So, ‘we can’t detect the videos and we don’t get reports’, but ‘we can’t delay the videos because then we wouldn’t get reports’? And ‘we can’t delay as that would hamper alerts to first responders’ even though ‘we can’t detect the videos and so we can’t alert first responders’?
Right, got it.
An expedient sacrifice?
As reported by Fast Company shortly after launch, “Live has been touted as Mark Zuckerberg’s pet project, one he’s ‘obsessed’ with. Some believe Live is the key to Facebook’s future—a resource that will help it compete against broadcast television.”
Three years later, Facebook is focused on riding out the neverending Cambridge Analytica scandal. Reports of criminal investigations, grand juries, undisclosed secret meetings and ‘who knew what and when’ are debated daily. And as last year was all about the headlines, this year will be all about the investigations. But still, in truth, there’s a lack of immediacy and personal impact for the network’s 2 billion users. The live broadcast of mass murder has changed that. Politicians and regulators cannot ignore this, they cannot ignore the implications of a platform that live streams material that no modern-day broadcaster would consider, that continues to self-police, that exists in an apparently unregulated bubble.
With the current significant newsflow around the role of social and mainstream media in fueling extremism, the danger for Facebook Live is that it becomes part of the ‘concept of operations’ for the extremists. The opportunity to live stream shapes or even prompts an attack. Terrorists thirst for publicity. Never in history have they had the opportunity to control the broadcasts.
And so Facebook has a decision to make. A decision that’s maybe now more palatable and easily made with the shift in strategy. For now, it’s still in their hands, but that could change.
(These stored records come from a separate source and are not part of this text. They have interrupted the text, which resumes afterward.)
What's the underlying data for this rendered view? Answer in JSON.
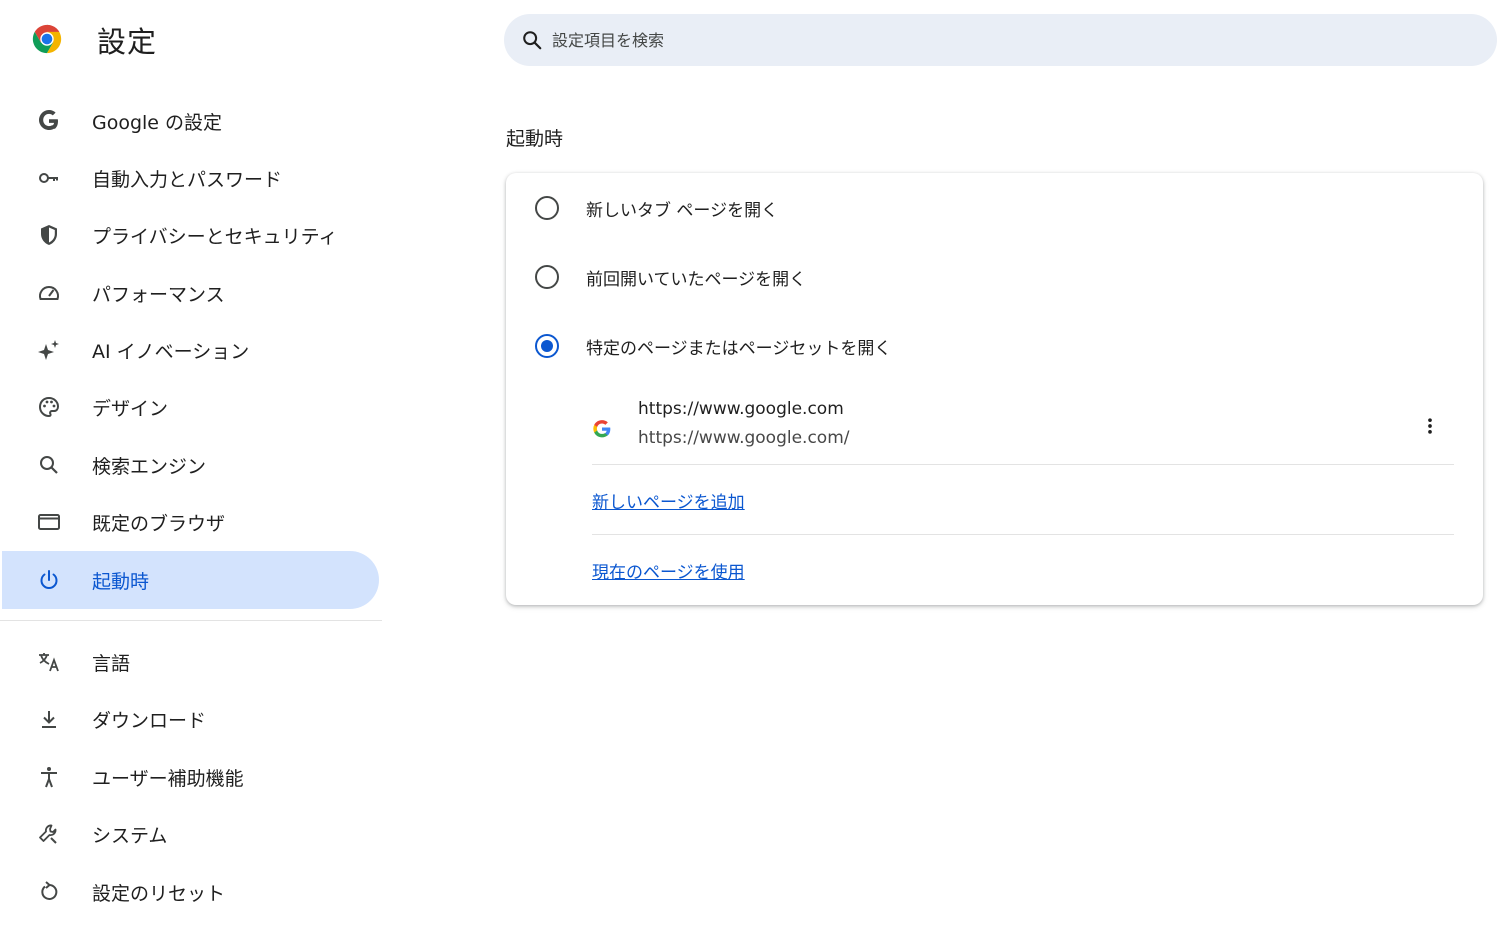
{
  "app": {
    "title": "設定"
  },
  "search": {
    "placeholder": "設定項目を検索"
  },
  "sidebar": {
    "items": [
      {
        "label": "Google の設定",
        "icon": "google-g-icon"
      },
      {
        "label": "自動入力とパスワード",
        "icon": "key-icon"
      },
      {
        "label": "プライバシーとセキュリティ",
        "icon": "shield-icon"
      },
      {
        "label": "パフォーマンス",
        "icon": "speedometer-icon"
      },
      {
        "label": "AI イノベーション",
        "icon": "sparkle-icon"
      },
      {
        "label": "デザイン",
        "icon": "palette-icon"
      },
      {
        "label": "検索エンジン",
        "icon": "search-icon"
      },
      {
        "label": "既定のブラウザ",
        "icon": "browser-window-icon"
      },
      {
        "label": "起動時",
        "icon": "power-icon",
        "active": true
      },
      {
        "label": "言語",
        "icon": "translate-icon"
      },
      {
        "label": "ダウンロード",
        "icon": "download-icon"
      },
      {
        "label": "ユーザー補助機能",
        "icon": "accessibility-icon"
      },
      {
        "label": "システム",
        "icon": "wrench-icon"
      },
      {
        "label": "設定のリセット",
        "icon": "reset-icon"
      }
    ]
  },
  "startup": {
    "title": "起動時",
    "options": [
      {
        "label": "新しいタブ ページを開く",
        "checked": false
      },
      {
        "label": "前回開いていたページを開く",
        "checked": false
      },
      {
        "label": "特定のページまたはページセットを開く",
        "checked": true
      }
    ],
    "pages": [
      {
        "title": "https://www.google.com",
        "url": "https://www.google.com/"
      }
    ],
    "add_page_label": "新しいページを追加",
    "use_current_label": "現在のページを使用"
  },
  "colors": {
    "accent": "#0b57d0",
    "active_bg": "#d3e3fd",
    "search_bg": "#e9eef6"
  }
}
The European Union is clearly out to set an example. And when the FTC fine comes down and when U.S. politicians determine how to respond to the latest events, we may see a serious thirst for change in the U.S. as well that will have a more material impact. And if the criminal investigations land badly on Facebook, or if further allegations or breaches come to light, Senator Warren will not be a lone voice calling for very drastic action.
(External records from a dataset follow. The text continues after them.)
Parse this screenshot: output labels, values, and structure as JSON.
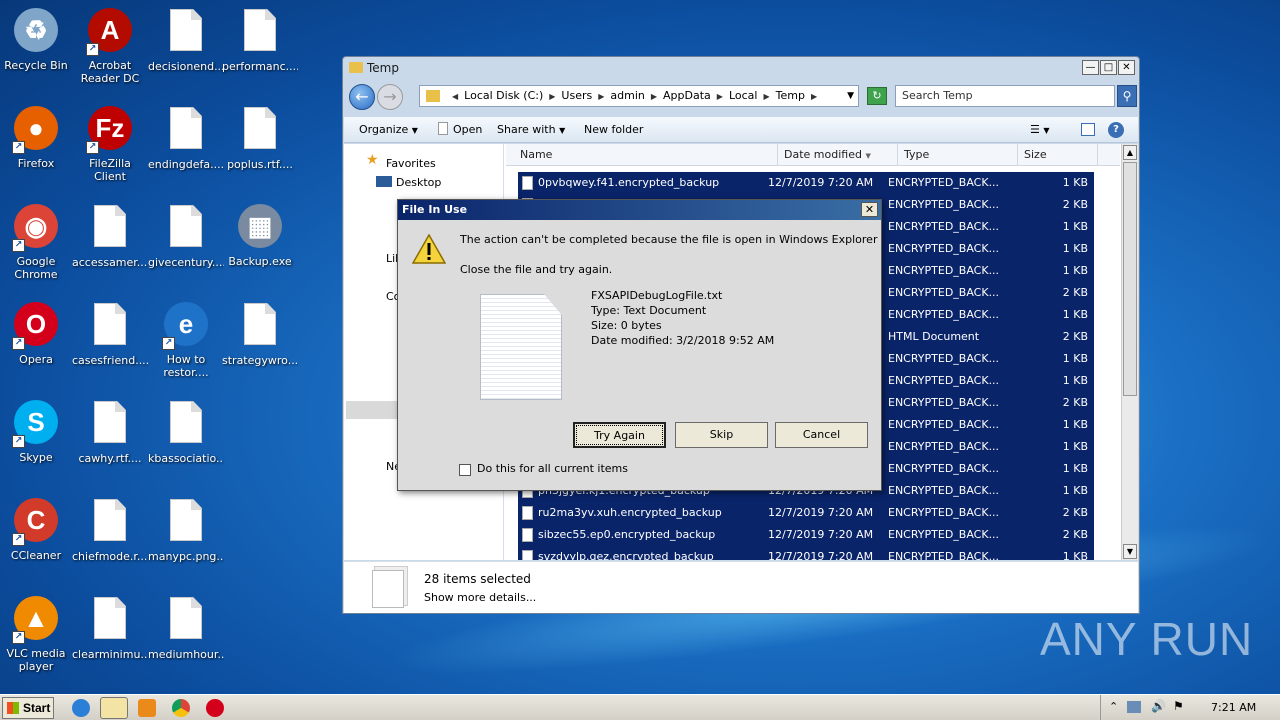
{
  "desktop": {
    "icons": [
      {
        "label": "Recycle Bin",
        "type": "recycle"
      },
      {
        "label": "Acrobat Reader DC",
        "type": "acrobat"
      },
      {
        "label": "decisionend....",
        "type": "file"
      },
      {
        "label": "performanc....",
        "type": "file"
      },
      {
        "label": "Firefox",
        "type": "firefox"
      },
      {
        "label": "FileZilla Client",
        "type": "filezilla"
      },
      {
        "label": "endingdefa....",
        "type": "file"
      },
      {
        "label": "poplus.rtf....",
        "type": "file"
      },
      {
        "label": "Google Chrome",
        "type": "chrome"
      },
      {
        "label": "accessamer....",
        "type": "file"
      },
      {
        "label": "givecentury....",
        "type": "file"
      },
      {
        "label": "Backup.exe",
        "type": "exe"
      },
      {
        "label": "Opera",
        "type": "opera"
      },
      {
        "label": "casesfriend....",
        "type": "file"
      },
      {
        "label": "How to restor....",
        "type": "ie"
      },
      {
        "label": "strategywro....",
        "type": "file"
      },
      {
        "label": "Skype",
        "type": "skype"
      },
      {
        "label": "cawhy.rtf....",
        "type": "file"
      },
      {
        "label": "kbassociatio....",
        "type": "file"
      },
      {
        "label": "CCleaner",
        "type": "ccleaner"
      },
      {
        "label": "chiefmode.r....",
        "type": "file"
      },
      {
        "label": "manypc.png....",
        "type": "file"
      },
      {
        "label": "VLC media player",
        "type": "vlc"
      },
      {
        "label": "clearminimu....",
        "type": "file"
      },
      {
        "label": "mediumhour....",
        "type": "file"
      }
    ]
  },
  "explorer": {
    "title": "Temp",
    "breadcrumb": [
      "Local Disk (C:)",
      "Users",
      "admin",
      "AppData",
      "Local",
      "Temp"
    ],
    "search_placeholder": "Search Temp",
    "toolbar": {
      "organize": "Organize",
      "open": "Open",
      "share_with": "Share with",
      "new_folder": "New folder"
    },
    "nav": {
      "favorites": "Favorites",
      "desktop": "Desktop",
      "libraries": "Lib",
      "computer": "Co",
      "network": "Ne"
    },
    "columns": {
      "name": "Name",
      "date": "Date modified",
      "type": "Type",
      "size": "Size"
    },
    "rows": [
      {
        "name": "0pvbqwey.f41.encrypted_backup",
        "date": "12/7/2019 7:20 AM",
        "type": "ENCRYPTED_BACK...",
        "size": "1 KB"
      },
      {
        "name": "",
        "date": "",
        "type": "ENCRYPTED_BACK...",
        "size": "2 KB"
      },
      {
        "name": "",
        "date": "",
        "type": "ENCRYPTED_BACK...",
        "size": "1 KB"
      },
      {
        "name": "",
        "date": "",
        "type": "ENCRYPTED_BACK...",
        "size": "1 KB"
      },
      {
        "name": "",
        "date": "",
        "type": "ENCRYPTED_BACK...",
        "size": "1 KB"
      },
      {
        "name": "",
        "date": "",
        "type": "ENCRYPTED_BACK...",
        "size": "2 KB"
      },
      {
        "name": "",
        "date": "",
        "type": "ENCRYPTED_BACK...",
        "size": "1 KB"
      },
      {
        "name": "",
        "date": "",
        "type": "HTML Document",
        "size": "2 KB"
      },
      {
        "name": "",
        "date": "",
        "type": "ENCRYPTED_BACK...",
        "size": "1 KB"
      },
      {
        "name": "",
        "date": "",
        "type": "ENCRYPTED_BACK...",
        "size": "1 KB"
      },
      {
        "name": "",
        "date": "",
        "type": "ENCRYPTED_BACK...",
        "size": "2 KB"
      },
      {
        "name": "",
        "date": "",
        "type": "ENCRYPTED_BACK...",
        "size": "1 KB"
      },
      {
        "name": "",
        "date": "",
        "type": "ENCRYPTED_BACK...",
        "size": "1 KB"
      },
      {
        "name": "",
        "date": "",
        "type": "ENCRYPTED_BACK...",
        "size": "1 KB"
      },
      {
        "name": "pn3jgyel.kj1.encrypted_backup",
        "date": "12/7/2019 7:20 AM",
        "type": "ENCRYPTED_BACK...",
        "size": "1 KB"
      },
      {
        "name": "ru2ma3yv.xuh.encrypted_backup",
        "date": "12/7/2019 7:20 AM",
        "type": "ENCRYPTED_BACK...",
        "size": "2 KB"
      },
      {
        "name": "sibzec55.ep0.encrypted_backup",
        "date": "12/7/2019 7:20 AM",
        "type": "ENCRYPTED_BACK...",
        "size": "2 KB"
      },
      {
        "name": "svzdyylp.qez.encrypted_backup",
        "date": "12/7/2019 7:20 AM",
        "type": "ENCRYPTED_BACK...",
        "size": "1 KB"
      }
    ],
    "details": {
      "count": "28 items selected",
      "more": "Show more details..."
    }
  },
  "dialog": {
    "title": "File In Use",
    "message": "The action can't be completed because the file is open in Windows Explorer",
    "hint": "Close the file and try again.",
    "file_name": "FXSAPIDebugLogFile.txt",
    "file_type": "Type: Text Document",
    "file_size": "Size: 0 bytes",
    "file_date": "Date modified: 3/2/2018 9:52 AM",
    "try_again": "Try Again",
    "skip": "Skip",
    "cancel": "Cancel",
    "checkbox_label": "Do this for all current items"
  },
  "taskbar": {
    "start": "Start",
    "clock": "7:21 AM"
  },
  "watermark": "ANY RUN",
  "colors": {
    "selection": "#0a246a",
    "dialog_title": "#0a246a"
  }
}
Looking to get ahead of this, to keep up with the rhetoric, if Facebook can’t protect everything and win on all fronts, does it sacrifice Facebook Live to protect core data trading revenue streams and throw some weight behind the shift to privacy? They’d obviously rather not, but if the clamor for regulation and even break-up gets more of a tailwind, it could easily become their ‘least worst’ option.
Over the next few weeks, there will be increasing calls for live streaming services in general and Facebook Live in particular to cease such services. This will gain traction because it’s hard to argue that the public interest benefits from not doing so.
Facebook’s admission that they can’t effectively moderate the scale of content in real time provides little by way of a counter. Right now it will seem hyperbolic to suggest that Facebook Live might fundamentally change or even end. It won’t seem that way a few months down the track.
“I understand that many people don’t think Facebook can or would even want to build this kind of privacy-focused platform,” Zuckerberg admitted, “because frankly, we don’t currently have a strong reputation for building privacy protective services, and we’ve historically focused on tools for more open sharing. But we’ve repeatedly shown that we can evolve to build the services that people really want. This is the future I hope we will help bring about.”